I was running today, along a route I’ve run dozens of times. I stepped on something incorrectly and a lot of pain. A LOT OF PAIN. I hobbled a couple of kilometres to my friend’s place and was able to get a ride back home after they finished the run I was supposed to accompany them on. My plan to run 50km today was cut down to 9km. My ankle is very visibly swollen. I have faith it will heal quickly. But all these setbacks are getting discouraging.
In other running information, I drove all of 60km in Canada last week. I ran approximately 85km. But I also took a flight to Seattle and drove 50.8 miles. And I don’t see me doing better this week. I’m staying off my ankle as much as possible.

Stairs removed for safety reasons

Scona road has been shut down. So far, I’ve been enjoying this.
Now don’t get me wrong, I like Scona road. It is my route of choice if I am returning from downtown. But since it has been closed for construction, there is a lot less traffic on Saskatchewan drive. It is so easy to cross it now when I’m out for a run.
If I want to run that route though, I figured I could take the secret path down to the running trails. Then there is nothing stopping me from enjoying the fully operational river valley. I wanted to do that today. With the fact that I was sleeping most of the day, I wanted to cap off my total laziness with a 20km run. I would go down to the river valley and then head west. But I had a lot of trouble finding the secret path today, so I had to use a street instead. It removed a bit of distance, so I had to make it up later.
But, I would take the secret path back. It is impossible to miss from below. So, after 18km, I went up the muddy trail and started climbing the stairs back to Saskatchewan drive. Wait a minute. Where are those stairs.
They were gone. All that remained were some piles to prove that they had been there. So, with some death defying stunts, I clambered over the railing and back up to Saskatchewan drive, next to a sign I had missed earlier. “Stairs removed for safety reasons.”
What safety reasons?! I nearly got myself killed because you decided to remove them! I certainly didn’t feel safer.
Who authorized the removal of a running trail in Edmonton?
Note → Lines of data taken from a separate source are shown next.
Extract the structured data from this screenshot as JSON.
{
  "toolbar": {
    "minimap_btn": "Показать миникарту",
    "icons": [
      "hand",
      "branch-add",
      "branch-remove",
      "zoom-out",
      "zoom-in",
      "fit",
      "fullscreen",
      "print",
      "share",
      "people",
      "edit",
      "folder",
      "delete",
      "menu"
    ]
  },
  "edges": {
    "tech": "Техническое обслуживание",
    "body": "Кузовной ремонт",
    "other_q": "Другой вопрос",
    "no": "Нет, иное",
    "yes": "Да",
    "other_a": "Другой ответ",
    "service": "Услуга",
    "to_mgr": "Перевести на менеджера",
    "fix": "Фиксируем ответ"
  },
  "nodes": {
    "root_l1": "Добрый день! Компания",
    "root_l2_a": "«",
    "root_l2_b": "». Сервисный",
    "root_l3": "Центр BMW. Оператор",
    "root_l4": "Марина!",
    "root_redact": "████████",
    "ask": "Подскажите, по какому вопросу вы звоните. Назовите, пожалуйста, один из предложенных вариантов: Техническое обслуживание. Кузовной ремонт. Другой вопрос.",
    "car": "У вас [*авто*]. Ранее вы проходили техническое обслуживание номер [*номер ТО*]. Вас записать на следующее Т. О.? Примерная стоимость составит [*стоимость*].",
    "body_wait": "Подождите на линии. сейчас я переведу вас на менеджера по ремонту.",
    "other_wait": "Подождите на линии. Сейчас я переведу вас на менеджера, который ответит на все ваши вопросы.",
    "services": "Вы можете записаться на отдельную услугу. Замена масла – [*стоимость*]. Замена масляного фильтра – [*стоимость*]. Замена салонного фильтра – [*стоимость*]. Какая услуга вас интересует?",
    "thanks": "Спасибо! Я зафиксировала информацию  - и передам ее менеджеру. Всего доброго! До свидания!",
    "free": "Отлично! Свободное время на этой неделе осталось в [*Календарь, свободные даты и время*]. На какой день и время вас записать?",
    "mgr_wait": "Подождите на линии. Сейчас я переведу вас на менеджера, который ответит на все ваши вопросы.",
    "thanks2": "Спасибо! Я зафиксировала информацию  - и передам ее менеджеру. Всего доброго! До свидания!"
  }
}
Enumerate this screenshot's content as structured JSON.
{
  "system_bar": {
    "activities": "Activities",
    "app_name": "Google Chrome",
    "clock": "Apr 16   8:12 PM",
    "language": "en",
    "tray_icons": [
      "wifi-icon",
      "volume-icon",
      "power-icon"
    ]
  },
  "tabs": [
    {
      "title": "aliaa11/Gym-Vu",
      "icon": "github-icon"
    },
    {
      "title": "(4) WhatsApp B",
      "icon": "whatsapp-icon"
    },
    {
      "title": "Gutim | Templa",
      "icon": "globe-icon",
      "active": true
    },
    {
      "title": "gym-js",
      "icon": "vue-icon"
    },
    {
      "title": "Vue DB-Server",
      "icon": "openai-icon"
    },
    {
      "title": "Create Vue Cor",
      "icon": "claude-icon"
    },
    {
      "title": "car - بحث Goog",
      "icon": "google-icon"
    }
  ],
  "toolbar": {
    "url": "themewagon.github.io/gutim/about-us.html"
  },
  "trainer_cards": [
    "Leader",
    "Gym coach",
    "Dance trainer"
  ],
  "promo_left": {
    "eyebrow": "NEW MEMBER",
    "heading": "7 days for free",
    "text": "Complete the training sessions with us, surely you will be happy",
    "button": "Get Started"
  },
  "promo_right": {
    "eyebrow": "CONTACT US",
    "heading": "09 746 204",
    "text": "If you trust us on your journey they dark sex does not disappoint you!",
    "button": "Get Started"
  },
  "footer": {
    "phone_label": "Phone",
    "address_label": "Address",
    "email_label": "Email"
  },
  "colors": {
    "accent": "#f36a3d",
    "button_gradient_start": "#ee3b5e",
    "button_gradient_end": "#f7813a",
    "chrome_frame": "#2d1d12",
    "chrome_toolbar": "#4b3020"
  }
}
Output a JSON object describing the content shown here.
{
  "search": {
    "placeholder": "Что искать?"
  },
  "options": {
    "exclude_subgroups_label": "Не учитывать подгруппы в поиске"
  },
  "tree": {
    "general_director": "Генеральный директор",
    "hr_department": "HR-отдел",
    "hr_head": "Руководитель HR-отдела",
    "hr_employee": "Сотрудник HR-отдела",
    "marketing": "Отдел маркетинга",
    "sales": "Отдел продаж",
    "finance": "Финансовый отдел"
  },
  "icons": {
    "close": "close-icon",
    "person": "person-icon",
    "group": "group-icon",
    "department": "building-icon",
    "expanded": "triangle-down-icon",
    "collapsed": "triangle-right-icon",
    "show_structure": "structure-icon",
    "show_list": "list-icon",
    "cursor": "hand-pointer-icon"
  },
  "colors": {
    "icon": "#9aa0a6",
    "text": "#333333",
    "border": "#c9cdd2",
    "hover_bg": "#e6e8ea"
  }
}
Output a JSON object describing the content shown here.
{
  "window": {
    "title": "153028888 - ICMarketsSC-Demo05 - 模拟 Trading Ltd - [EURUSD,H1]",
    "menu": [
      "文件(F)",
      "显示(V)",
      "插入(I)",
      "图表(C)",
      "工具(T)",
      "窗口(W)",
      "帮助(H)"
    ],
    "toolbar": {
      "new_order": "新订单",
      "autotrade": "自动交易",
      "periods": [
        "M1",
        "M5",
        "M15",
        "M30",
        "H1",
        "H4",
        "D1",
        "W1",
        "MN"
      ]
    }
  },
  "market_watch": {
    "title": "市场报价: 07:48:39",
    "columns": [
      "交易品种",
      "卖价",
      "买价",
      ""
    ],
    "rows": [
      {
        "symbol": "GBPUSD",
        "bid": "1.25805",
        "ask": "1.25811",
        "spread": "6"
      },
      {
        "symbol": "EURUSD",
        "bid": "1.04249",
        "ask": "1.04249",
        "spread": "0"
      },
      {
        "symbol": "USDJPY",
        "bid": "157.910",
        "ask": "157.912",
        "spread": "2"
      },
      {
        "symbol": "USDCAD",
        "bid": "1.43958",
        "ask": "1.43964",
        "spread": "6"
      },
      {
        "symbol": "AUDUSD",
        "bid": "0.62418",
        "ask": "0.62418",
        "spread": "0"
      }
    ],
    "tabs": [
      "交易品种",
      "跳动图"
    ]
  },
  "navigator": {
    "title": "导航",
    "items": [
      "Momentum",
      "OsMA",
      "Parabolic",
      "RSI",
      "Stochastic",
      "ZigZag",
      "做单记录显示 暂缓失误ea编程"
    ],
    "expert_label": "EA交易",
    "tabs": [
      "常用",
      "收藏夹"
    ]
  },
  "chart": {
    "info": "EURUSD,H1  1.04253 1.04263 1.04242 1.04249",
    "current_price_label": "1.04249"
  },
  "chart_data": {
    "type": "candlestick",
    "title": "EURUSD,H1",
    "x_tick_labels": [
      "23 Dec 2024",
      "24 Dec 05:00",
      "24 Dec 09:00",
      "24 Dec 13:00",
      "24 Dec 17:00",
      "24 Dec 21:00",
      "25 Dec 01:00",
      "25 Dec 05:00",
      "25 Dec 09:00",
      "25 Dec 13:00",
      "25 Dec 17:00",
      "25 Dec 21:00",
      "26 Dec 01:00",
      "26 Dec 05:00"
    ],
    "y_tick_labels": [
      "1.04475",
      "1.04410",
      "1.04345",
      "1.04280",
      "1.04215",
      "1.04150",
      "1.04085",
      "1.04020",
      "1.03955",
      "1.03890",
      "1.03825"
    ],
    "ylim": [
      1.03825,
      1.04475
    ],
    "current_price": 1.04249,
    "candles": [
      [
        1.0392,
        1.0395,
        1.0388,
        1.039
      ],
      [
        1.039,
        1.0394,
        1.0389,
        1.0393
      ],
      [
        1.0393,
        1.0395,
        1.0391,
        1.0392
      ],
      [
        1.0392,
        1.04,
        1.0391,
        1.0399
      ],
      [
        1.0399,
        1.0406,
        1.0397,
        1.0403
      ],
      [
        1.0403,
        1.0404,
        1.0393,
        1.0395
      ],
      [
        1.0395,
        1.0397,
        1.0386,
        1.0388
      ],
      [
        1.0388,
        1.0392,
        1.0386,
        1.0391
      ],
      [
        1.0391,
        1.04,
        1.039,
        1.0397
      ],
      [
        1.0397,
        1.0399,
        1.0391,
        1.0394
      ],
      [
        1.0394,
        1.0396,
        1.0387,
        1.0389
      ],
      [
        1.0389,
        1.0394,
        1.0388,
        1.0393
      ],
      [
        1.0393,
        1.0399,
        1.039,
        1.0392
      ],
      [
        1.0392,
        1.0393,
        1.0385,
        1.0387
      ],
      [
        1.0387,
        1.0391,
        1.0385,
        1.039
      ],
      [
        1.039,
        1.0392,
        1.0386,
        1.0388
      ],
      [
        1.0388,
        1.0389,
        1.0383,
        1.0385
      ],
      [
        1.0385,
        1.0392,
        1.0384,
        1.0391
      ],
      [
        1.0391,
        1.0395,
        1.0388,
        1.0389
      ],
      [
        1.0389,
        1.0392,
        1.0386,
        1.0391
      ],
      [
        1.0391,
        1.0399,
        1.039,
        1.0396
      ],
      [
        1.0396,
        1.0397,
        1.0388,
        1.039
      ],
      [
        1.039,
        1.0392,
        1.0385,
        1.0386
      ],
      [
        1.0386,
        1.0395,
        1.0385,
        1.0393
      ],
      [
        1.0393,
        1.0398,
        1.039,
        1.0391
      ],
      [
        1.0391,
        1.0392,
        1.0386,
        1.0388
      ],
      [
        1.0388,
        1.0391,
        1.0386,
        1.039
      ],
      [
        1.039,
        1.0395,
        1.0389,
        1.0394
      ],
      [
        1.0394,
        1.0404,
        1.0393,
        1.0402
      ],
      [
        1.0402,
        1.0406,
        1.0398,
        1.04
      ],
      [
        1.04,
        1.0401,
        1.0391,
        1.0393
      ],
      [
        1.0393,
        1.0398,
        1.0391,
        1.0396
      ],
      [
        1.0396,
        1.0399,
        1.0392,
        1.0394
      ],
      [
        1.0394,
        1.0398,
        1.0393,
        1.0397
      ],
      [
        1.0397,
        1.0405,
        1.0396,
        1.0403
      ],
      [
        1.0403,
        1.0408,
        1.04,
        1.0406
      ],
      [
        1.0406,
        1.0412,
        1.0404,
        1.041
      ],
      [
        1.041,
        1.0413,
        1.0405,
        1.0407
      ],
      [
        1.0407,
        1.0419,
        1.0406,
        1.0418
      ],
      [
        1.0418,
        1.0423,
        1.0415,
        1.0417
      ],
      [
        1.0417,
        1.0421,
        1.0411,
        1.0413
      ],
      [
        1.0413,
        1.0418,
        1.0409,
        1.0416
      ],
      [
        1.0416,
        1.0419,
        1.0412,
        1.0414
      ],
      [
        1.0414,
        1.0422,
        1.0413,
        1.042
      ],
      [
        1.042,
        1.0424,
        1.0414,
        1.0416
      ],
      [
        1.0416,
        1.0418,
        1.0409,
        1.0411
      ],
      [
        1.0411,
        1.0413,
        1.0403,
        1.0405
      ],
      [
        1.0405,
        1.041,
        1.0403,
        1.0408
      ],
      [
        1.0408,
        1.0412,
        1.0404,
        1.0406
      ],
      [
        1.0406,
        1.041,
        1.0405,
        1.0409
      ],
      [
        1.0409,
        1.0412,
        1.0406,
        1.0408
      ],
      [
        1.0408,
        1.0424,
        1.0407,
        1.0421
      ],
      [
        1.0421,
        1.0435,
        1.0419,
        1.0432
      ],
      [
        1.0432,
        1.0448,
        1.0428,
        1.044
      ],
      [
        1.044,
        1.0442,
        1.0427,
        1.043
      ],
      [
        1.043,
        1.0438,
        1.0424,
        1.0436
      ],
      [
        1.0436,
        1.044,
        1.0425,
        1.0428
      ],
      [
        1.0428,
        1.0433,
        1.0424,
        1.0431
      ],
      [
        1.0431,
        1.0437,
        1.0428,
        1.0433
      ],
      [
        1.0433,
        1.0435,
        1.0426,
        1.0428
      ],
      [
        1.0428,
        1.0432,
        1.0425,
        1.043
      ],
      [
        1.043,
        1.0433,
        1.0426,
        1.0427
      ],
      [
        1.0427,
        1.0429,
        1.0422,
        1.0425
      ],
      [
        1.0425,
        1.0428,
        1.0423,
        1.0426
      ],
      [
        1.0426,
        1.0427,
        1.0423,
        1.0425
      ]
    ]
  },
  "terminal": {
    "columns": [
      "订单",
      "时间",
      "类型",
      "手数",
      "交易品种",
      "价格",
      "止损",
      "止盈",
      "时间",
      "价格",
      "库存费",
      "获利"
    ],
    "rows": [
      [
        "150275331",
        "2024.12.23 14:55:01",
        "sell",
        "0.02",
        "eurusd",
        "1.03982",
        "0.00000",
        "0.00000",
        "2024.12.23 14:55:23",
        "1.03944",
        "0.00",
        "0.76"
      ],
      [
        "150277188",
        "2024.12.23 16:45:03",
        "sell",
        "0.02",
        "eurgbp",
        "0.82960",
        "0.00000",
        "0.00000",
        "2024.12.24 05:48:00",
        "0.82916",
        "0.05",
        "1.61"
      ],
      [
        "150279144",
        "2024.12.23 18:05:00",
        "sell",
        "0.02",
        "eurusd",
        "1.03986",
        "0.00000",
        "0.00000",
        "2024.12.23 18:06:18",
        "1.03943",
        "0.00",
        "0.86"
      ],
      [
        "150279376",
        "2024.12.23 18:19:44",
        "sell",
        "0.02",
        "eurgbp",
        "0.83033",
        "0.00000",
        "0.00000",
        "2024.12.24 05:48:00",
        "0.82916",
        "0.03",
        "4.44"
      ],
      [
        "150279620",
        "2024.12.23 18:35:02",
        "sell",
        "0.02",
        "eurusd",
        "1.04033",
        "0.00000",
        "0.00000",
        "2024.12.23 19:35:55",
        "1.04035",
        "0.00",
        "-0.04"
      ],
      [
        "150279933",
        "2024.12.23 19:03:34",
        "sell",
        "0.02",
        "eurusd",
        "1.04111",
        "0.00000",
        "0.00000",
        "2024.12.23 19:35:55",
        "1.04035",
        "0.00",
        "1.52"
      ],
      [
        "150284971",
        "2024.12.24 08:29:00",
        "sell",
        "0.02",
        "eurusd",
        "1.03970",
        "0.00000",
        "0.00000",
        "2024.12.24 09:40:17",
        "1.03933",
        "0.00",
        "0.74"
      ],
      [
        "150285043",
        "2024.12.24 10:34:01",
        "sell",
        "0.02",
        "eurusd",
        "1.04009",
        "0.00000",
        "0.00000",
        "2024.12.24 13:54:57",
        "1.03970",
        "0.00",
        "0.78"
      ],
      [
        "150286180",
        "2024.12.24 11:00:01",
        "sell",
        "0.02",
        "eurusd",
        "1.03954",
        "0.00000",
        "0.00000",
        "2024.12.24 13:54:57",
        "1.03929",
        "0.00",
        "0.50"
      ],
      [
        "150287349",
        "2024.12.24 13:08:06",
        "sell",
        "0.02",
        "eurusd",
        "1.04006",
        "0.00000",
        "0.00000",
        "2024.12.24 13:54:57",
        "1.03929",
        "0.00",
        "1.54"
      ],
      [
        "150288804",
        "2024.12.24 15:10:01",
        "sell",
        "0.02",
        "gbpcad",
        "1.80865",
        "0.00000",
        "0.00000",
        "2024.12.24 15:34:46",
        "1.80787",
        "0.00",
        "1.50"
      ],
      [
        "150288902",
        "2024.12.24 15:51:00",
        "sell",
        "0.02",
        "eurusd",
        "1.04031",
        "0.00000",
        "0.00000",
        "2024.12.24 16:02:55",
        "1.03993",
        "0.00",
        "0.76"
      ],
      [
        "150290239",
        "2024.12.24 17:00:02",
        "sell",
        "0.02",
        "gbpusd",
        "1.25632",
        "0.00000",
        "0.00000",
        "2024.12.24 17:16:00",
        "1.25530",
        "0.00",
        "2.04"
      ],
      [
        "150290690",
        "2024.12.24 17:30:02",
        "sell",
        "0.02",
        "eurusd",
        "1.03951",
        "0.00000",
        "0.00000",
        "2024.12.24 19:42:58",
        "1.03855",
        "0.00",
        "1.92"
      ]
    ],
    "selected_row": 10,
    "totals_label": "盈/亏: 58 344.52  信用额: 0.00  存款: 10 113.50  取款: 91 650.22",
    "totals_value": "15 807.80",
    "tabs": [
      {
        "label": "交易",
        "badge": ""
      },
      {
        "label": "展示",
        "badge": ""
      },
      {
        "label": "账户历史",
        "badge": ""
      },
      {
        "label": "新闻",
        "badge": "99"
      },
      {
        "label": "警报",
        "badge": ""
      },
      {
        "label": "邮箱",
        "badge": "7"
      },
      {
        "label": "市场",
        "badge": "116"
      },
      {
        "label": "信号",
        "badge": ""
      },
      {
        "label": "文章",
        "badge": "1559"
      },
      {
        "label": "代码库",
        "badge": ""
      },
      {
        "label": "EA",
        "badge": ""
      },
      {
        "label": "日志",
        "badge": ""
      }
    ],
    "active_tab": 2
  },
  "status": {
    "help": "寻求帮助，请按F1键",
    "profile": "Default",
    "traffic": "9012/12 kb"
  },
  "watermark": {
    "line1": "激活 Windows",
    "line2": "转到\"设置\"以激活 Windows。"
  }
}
That’s a hanging offence!


My opinion of driving in America has been somewhat tainted by Los Angeles. I assume it will take forever, and be confusing, to drive within a US city. But Seattle was nicely laid out and I didn’t have too much of an issue. I drove 50.8 miles though, so I don’t think I will reach my running goal this week. If I tracked from Wednesday to Wednesday I would totally have it made, but that would be unethical.
There were two interviews. I think the first one went well. It was actually fun; I was given a programming problem and had to find a solution. The second interview didn’t go as well. I didn’t flub it, but it was dealing with an area I wasn’t too familiar with. Could have gone better.
In any case it was a nice experience. The company had a wonderful layout and an impressive building. Interesting art too. It would be nice to work there.
Yesterday, when I should have been studying for the interview, I was dealing with another interview test with a different company. I thought I had provided a good answer, but I just received an email saying “No, thanks for trying.” I’m hoping I can get from them a reason why; where did my program fail. It worked on my machine.
So I’m feeling a bit down right now. I’d like to believe I’m intelligent, and employable, but evidence is starting to mount otherwise. Are my skills out of date?

On My Way

I’m not in Seattle yet. But the Vancouver airport appears to have free wireless.
I’m nervous and I didn’t get enough sleep. I should be studying a bit for the interviews, or I could take a nap.